Our Current Financial Circumstances
- The U.S. is $22 trillion in debt and burdened with $100 – $200 trillion more in unfunded liabilities. Just to pay the interest the U.S. must borrow. Debt is rapidly rising and cannot be paid unless “they” default or hyper-inflate the dollar.
- Chairman Jerome Powell stated, “The U.S. federal government is on an unsustainable path.” Even the Fed admits what everyone should realize.
- Global debt is $250 trillion. Some countries have descended farther down the debt-paved road to economic hell than the U.S.
- Pensions are under-funded, student debt is a disaster, the main street economy is weak, real estate prices and sales are falling, retail sales are down, real wages have been stagnant since the 1970s, and no credible plan exists to fix debt, deficits or devaluations.
- The political and financial elite profit from wars, inflation, devaluation, strip-mining assets, and income inequality.
- It’s an ugly picture with no easy answers. But debt, deficits and QE levitated stock markets to all-time highs.
By Keith Weiner – Re-Blogged From Gold Eagle
Newly elected Representative Alexandria Ocasio-Cortez recently said that Modern Monetary Theory (MMT) absolutely needed to be “a larger part of our conversation.” Her comment shines a spotlight on MMT. So what is it? According to Wikipedia, it is:
“a macroeconomic theory that describes the currency as a public monopoly and unemployment as the evidence that a currency monopolist is restricting the supply of the financial assets needed to pay taxes and satisfy savings desires.”

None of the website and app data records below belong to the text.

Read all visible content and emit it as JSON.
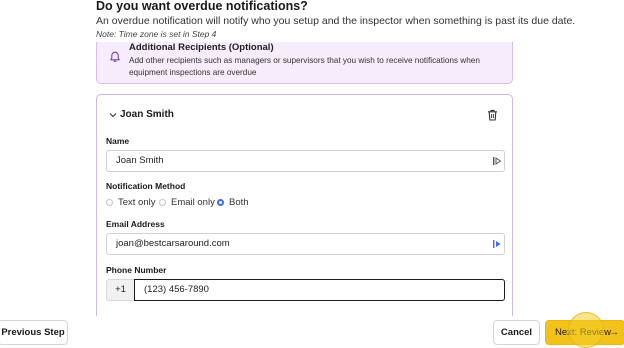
{
  "header": {
    "title": "Do you want overdue notifications?",
    "description": "An overdue notification will notify who you setup and the inspector when something is past its due date.",
    "note": "Note: Time zone is set in Step 4"
  },
  "recipients": {
    "title": "Additional Recipients (Optional)",
    "description": "Add other recipients such as managers or supervisors that you wish to receive notifications when equipment inspections are overdue",
    "icon": "bell-icon"
  },
  "contact": {
    "header_name": "Joan Smith",
    "name_label": "Name",
    "name_value": "Joan Smith",
    "method_label": "Notification Method",
    "methods": [
      {
        "label": "Text only",
        "selected": false
      },
      {
        "label": "Email only",
        "selected": false
      },
      {
        "label": "Both",
        "selected": true
      }
    ],
    "email_label": "Email Address",
    "email_value": "joan@bestcarsaround.com",
    "phone_label": "Phone Number",
    "phone_prefix": "+1",
    "phone_value": "(123) 456-7890"
  },
  "footer": {
    "prev_label": "Previous Step",
    "cancel_label": "Cancel",
    "next_label": "Next: Review",
    "next_arrow": "→"
  },
  "colors": {
    "accent_yellow": "#f2c21b",
    "radio_blue": "#3a6ee8",
    "card_purple": "#f6ecfb"
  }
}
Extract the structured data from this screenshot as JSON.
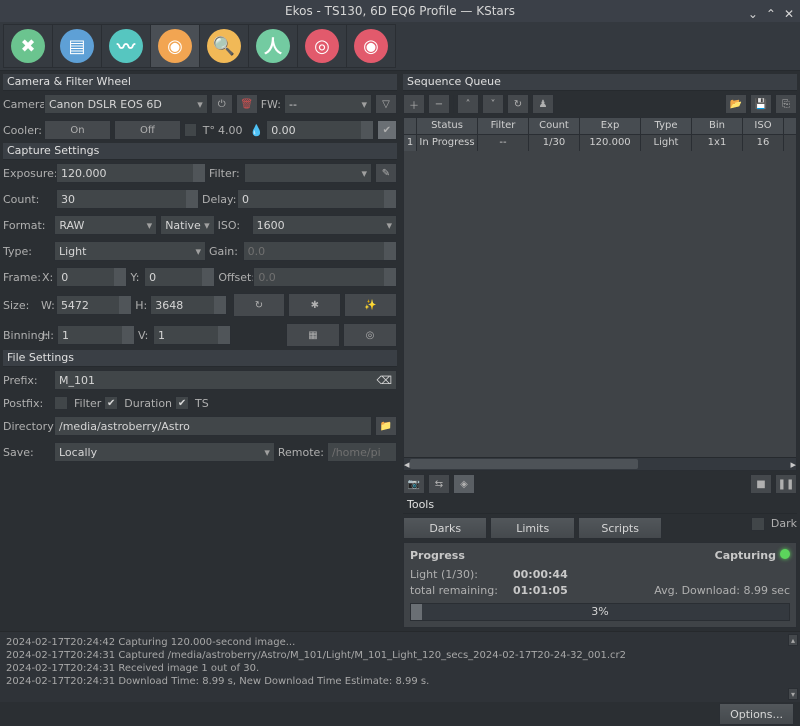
{
  "title": "Ekos - TS130, 6D EQ6 Profile — KStars",
  "camera_filter": {
    "section": "Camera & Filter Wheel",
    "camera_label": "Camera",
    "camera_value": "Canon DSLR EOS 6D",
    "fw_label": "FW:",
    "fw_value": "--",
    "cooler_label": "Cooler:",
    "cooler_on": "On",
    "cooler_off": "Off",
    "temp_label": "T°",
    "temp_value": "4.00",
    "humidity_value": "0.00"
  },
  "capture": {
    "section": "Capture Settings",
    "exposure_label": "Exposure:",
    "exposure_value": "120.000",
    "filter_label": "Filter:",
    "filter_value": "",
    "count_label": "Count:",
    "count_value": "30",
    "delay_label": "Delay:",
    "delay_value": "0",
    "format_label": "Format:",
    "format_value": "RAW",
    "native_value": "Native",
    "iso_label": "ISO:",
    "iso_value": "1600",
    "type_label": "Type:",
    "type_value": "Light",
    "gain_label": "Gain:",
    "gain_value": "0.0",
    "frame_label": "Frame:",
    "frame_x_label": "X:",
    "frame_x": "0",
    "frame_y_label": "Y:",
    "frame_y": "0",
    "offset_label": "Offset:",
    "offset_value": "0.0",
    "size_label": "Size:",
    "size_w_label": "W:",
    "size_w": "5472",
    "size_h_label": "H:",
    "size_h": "3648",
    "binning_label": "Binning:",
    "bin_h_label": "H:",
    "bin_h": "1",
    "bin_v_label": "V:",
    "bin_v": "1"
  },
  "file": {
    "section": "File Settings",
    "prefix_label": "Prefix:",
    "prefix_value": "M_101",
    "postfix_label": "Postfix:",
    "postfix_filter": "Filter",
    "postfix_duration": "Duration",
    "postfix_ts": "TS",
    "dir_label": "Directory:",
    "dir_value": "/media/astroberry/Astro",
    "save_label": "Save:",
    "save_value": "Locally",
    "remote_label": "Remote:",
    "remote_value": "/home/pi"
  },
  "queue": {
    "section": "Sequence Queue",
    "headers": {
      "status": "Status",
      "filter": "Filter",
      "count": "Count",
      "exp": "Exp",
      "type": "Type",
      "bin": "Bin",
      "iso": "ISO"
    },
    "rows": [
      {
        "n": "1",
        "status": "In Progress",
        "filter": "--",
        "count": "1/30",
        "exp": "120.000",
        "type": "Light",
        "bin": "1x1",
        "iso": "16"
      }
    ]
  },
  "tools": {
    "label": "Tools",
    "darks": "Darks",
    "limits": "Limits",
    "scripts": "Scripts",
    "dark_chk": "Dark"
  },
  "progress": {
    "title": "Progress",
    "status": "Capturing",
    "light_label": "Light  (1/30):",
    "light_time": "00:00:44",
    "total_label": "total remaining:",
    "total_time": "01:01:05",
    "avg": "Avg. Download: 8.99 sec",
    "pct_text": "3%",
    "pct": 3
  },
  "log": [
    "2024-02-17T20:24:42 Capturing 120.000-second  image...",
    "2024-02-17T20:24:31 Captured /media/astroberry/Astro/M_101/Light/M_101_Light_120_secs_2024-02-17T20-24-32_001.cr2",
    "2024-02-17T20:24:31 Received image 1 out of 30.",
    "2024-02-17T20:24:31 Download Time: 8.99 s, New Download Time Estimate: 8.99 s."
  ],
  "footer": {
    "options": "Options..."
  }
}
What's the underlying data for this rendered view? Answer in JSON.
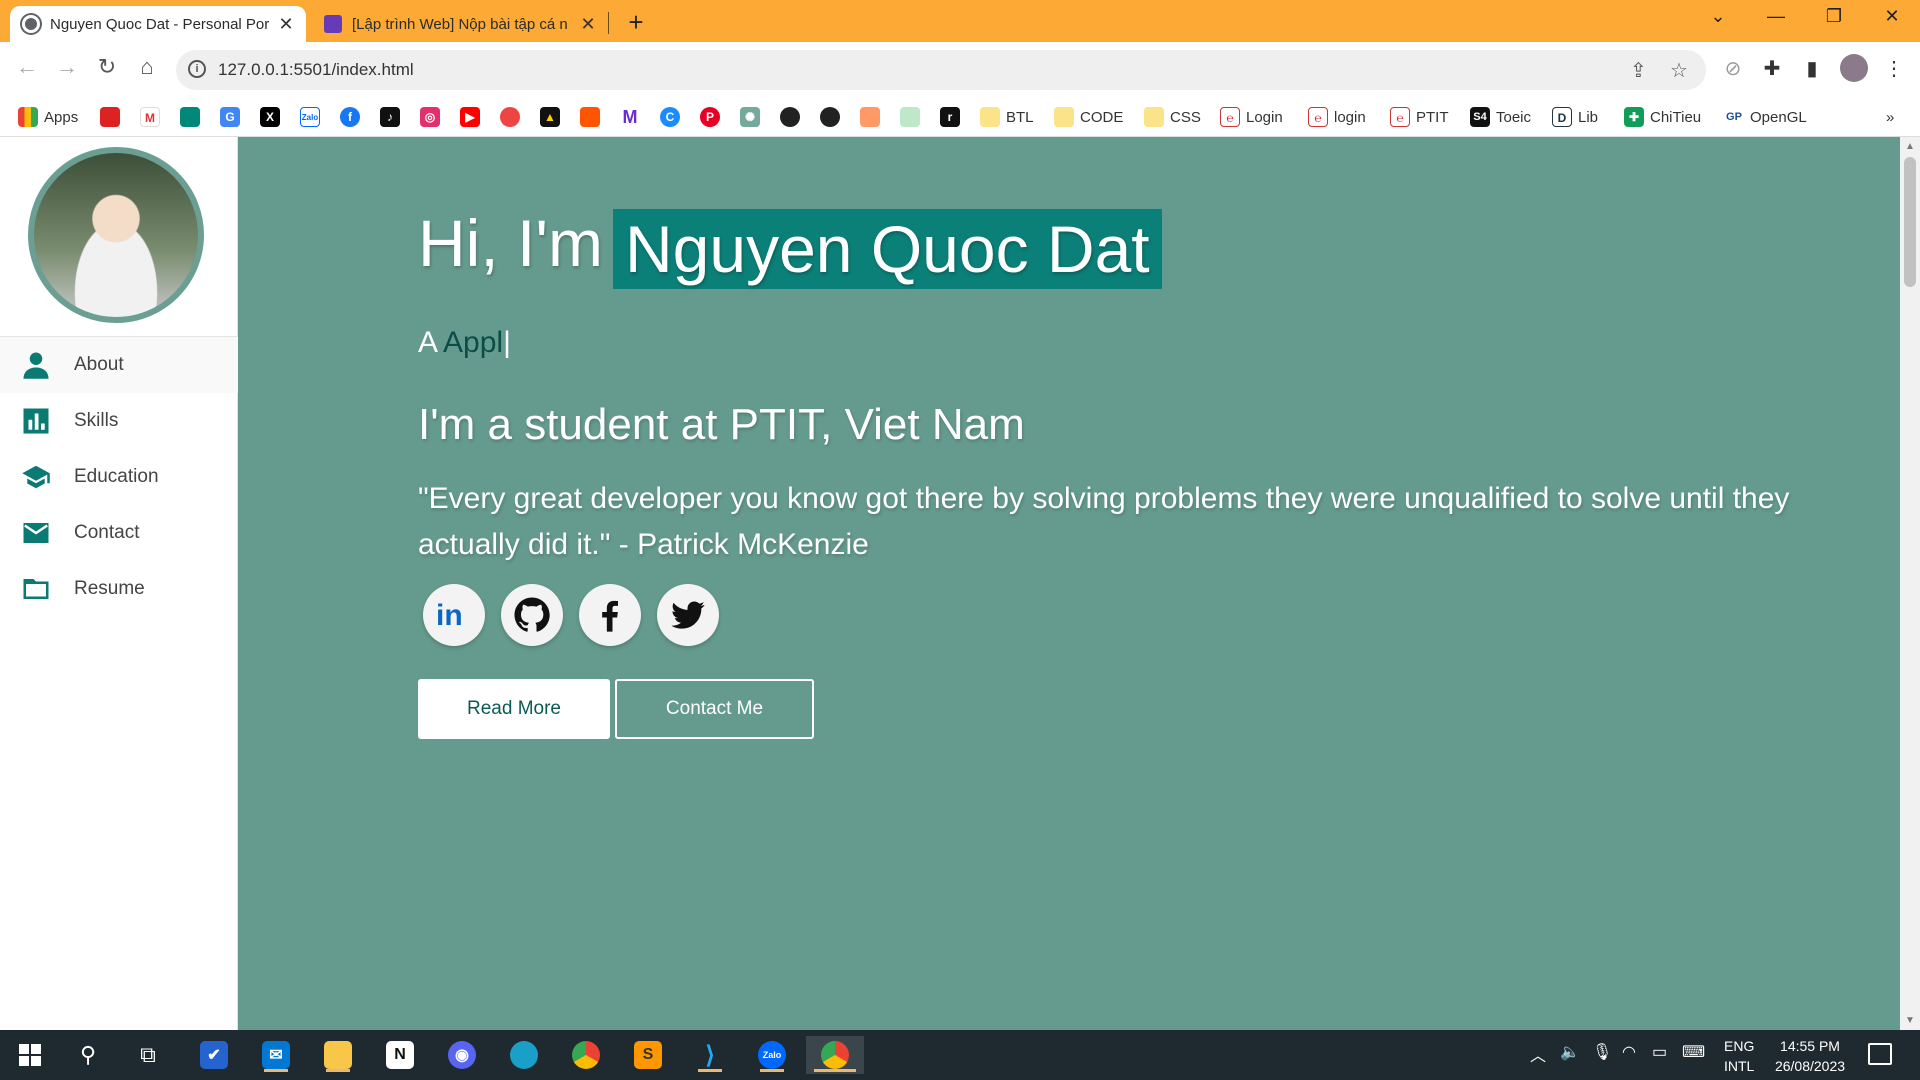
{
  "browser": {
    "tabs": [
      {
        "title": "Nguyen Quoc Dat - Personal Por",
        "active": true
      },
      {
        "title": "[Lập trình Web] Nộp bài tập cá n",
        "active": false
      }
    ],
    "new_tab": "+",
    "url": "127.0.0.1:5501/index.html",
    "bookmarks": [
      {
        "label": "Apps",
        "icon": "apps-grid-icon"
      },
      {
        "label": "",
        "icon": "huawei-icon"
      },
      {
        "label": "",
        "icon": "gmail-icon"
      },
      {
        "label": "",
        "icon": "google-meet-icon"
      },
      {
        "label": "",
        "icon": "google-translate-icon"
      },
      {
        "label": "",
        "icon": "x-icon"
      },
      {
        "label": "",
        "icon": "zalo-icon"
      },
      {
        "label": "",
        "icon": "facebook-icon"
      },
      {
        "label": "",
        "icon": "tiktok-icon"
      },
      {
        "label": "",
        "icon": "instagram-icon"
      },
      {
        "label": "",
        "icon": "youtube-icon"
      },
      {
        "label": "",
        "icon": "chrome-app-icon"
      },
      {
        "label": "",
        "icon": "google-drive-icon"
      },
      {
        "label": "",
        "icon": "soundcloud-icon"
      },
      {
        "label": "",
        "icon": "medium-icon"
      },
      {
        "label": "",
        "icon": "coccoc-icon"
      },
      {
        "label": "",
        "icon": "pinterest-icon"
      },
      {
        "label": "",
        "icon": "chatgpt-icon"
      },
      {
        "label": "",
        "icon": "github-icon"
      },
      {
        "label": "",
        "icon": "github-icon"
      },
      {
        "label": "",
        "icon": "figma-icon"
      },
      {
        "label": "",
        "icon": "app-icon"
      },
      {
        "label": "",
        "icon": "rapid-icon"
      },
      {
        "label": "BTL",
        "icon": "folder-icon"
      },
      {
        "label": "CODE",
        "icon": "folder-icon"
      },
      {
        "label": "CSS",
        "icon": "folder-icon"
      },
      {
        "label": "Login",
        "icon": "login-icon"
      },
      {
        "label": "login",
        "icon": "login-icon"
      },
      {
        "label": "PTIT",
        "icon": "ptit-icon"
      },
      {
        "label": "Toeic",
        "icon": "toeic-icon"
      },
      {
        "label": "Lib",
        "icon": "lib-icon"
      },
      {
        "label": "ChiTieu",
        "icon": "sheets-icon"
      },
      {
        "label": "OpenGL",
        "icon": "opengl-icon"
      }
    ],
    "bm_s4": "S4",
    "bm_more": "»"
  },
  "sidebar": {
    "items": [
      {
        "label": "About",
        "icon": "person-icon"
      },
      {
        "label": "Skills",
        "icon": "bar-chart-icon"
      },
      {
        "label": "Education",
        "icon": "graduation-cap-icon"
      },
      {
        "label": "Contact",
        "icon": "envelope-icon"
      },
      {
        "label": "Resume",
        "icon": "folder-icon"
      }
    ]
  },
  "hero": {
    "greeting": "Hi, I'm",
    "name": "Nguyen Quoc Dat",
    "typed_prefix": "A ",
    "typed_word": "Appl",
    "typed_cursor": "|",
    "student": "I'm a student at PTIT, Viet Nam",
    "quote": "\"Every great developer you know got there by solving problems they were unqualified to solve until they actually did it.\" - Patrick McKenzie",
    "social": [
      {
        "name": "linkedin",
        "icon": "linkedin-icon"
      },
      {
        "name": "github",
        "icon": "github-icon"
      },
      {
        "name": "facebook",
        "icon": "facebook-icon"
      },
      {
        "name": "twitter",
        "icon": "twitter-icon"
      }
    ],
    "btn_read_more": "Read More",
    "btn_contact": "Contact Me"
  },
  "taskbar": {
    "lang_1": "ENG",
    "lang_2": "INTL",
    "time": "14:55 PM",
    "date": "26/08/2023"
  },
  "colors": {
    "accent": "#0b8078",
    "hero_bg": "#659b8e",
    "chrome_frame": "#fca935"
  }
}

It is uncontroversial to say that the Federal Reserve has a monopoly on the dollar. So let’s look at the second proposition. Unemployment, MMT holds, is evidence that the supply of dollars is restricted.